The Bread Revolution of recent times means that good quality 'real' bread is available almost everywhere. But, I must say that we are blessed with this particular variety, above.
Within a radius of about 10 Kms we have 5 small 'artisan' bakers; one of which is exceptional. This loaf is simply called a gros pain, it weighs 1 kg 700 gms, tastes fantastic, and lasts us a week.
This type of bread goes through several stages. When freshly baked it is usually eaten in its 'natural' state, with paté and cheese, or buttered and eaten with fruit conserves. Mid week it is toasted for a variety of breakfast dishes. And towards the end of the week (when it hardens slightly) a few slices are often used for making our local garlic soup; tourin.
The older I get, the more I appreciate the simple things of life. Even driving a 20 Km round trip to buy something as mundane as a loaf of bread has become an essential ritual. I also continue ye olde superstitious tradition of drawing a cross underneath the loaf, before letting the knife cut its first slice.
When we first moved to France, one could still buy the huge 5 Kg round tourte loaves (like the Italian version above). These would feed a large family for a week. Unfortunately these seem to have completely disappeared. Maybe I should ask my man to make one for me in the summer.

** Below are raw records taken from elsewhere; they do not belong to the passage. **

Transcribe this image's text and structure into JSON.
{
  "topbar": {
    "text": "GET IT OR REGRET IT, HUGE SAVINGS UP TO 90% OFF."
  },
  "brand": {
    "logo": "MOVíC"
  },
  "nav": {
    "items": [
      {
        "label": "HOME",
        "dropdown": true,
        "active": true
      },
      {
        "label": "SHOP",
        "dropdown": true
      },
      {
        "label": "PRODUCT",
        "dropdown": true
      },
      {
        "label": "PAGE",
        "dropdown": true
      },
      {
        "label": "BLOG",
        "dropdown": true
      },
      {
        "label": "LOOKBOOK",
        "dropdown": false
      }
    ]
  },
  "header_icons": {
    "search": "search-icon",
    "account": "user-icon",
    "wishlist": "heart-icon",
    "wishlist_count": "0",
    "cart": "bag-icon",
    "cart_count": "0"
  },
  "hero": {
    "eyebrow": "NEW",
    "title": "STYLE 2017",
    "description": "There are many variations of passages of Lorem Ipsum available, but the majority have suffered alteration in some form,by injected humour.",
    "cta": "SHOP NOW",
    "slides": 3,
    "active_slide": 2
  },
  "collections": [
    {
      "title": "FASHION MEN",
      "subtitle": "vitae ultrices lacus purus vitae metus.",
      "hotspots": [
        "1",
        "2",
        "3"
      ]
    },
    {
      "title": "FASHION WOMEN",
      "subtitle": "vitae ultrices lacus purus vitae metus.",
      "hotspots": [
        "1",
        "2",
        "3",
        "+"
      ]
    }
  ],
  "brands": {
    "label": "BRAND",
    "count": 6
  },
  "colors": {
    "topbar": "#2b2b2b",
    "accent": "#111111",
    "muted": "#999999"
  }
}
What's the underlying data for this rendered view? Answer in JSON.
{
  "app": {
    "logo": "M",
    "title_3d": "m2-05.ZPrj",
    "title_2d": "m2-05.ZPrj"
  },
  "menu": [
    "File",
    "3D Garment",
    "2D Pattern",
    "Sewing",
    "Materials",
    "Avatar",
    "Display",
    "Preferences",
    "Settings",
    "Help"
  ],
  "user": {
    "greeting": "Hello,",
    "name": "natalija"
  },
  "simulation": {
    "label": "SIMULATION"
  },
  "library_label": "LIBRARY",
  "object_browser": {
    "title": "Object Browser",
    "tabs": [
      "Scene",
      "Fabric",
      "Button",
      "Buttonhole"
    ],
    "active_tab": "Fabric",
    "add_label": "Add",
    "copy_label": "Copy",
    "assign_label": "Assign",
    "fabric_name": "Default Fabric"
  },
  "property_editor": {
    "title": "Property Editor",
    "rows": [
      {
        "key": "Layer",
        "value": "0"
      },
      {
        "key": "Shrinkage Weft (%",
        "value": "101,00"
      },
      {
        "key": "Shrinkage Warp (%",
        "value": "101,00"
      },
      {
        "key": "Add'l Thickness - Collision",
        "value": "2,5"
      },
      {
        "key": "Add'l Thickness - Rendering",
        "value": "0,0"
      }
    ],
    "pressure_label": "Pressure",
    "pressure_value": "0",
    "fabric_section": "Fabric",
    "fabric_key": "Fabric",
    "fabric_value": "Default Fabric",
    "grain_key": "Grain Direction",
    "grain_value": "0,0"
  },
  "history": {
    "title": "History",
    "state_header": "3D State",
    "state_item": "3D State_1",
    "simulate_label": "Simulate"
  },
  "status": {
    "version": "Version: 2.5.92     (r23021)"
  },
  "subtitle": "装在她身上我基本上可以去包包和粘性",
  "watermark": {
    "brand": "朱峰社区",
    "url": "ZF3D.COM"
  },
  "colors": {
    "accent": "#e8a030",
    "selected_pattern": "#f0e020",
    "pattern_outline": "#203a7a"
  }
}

Yes, give us this day our daily bread, but make sure mine comes from the tiny bakery in nearby Freyssinet-le-Gelat.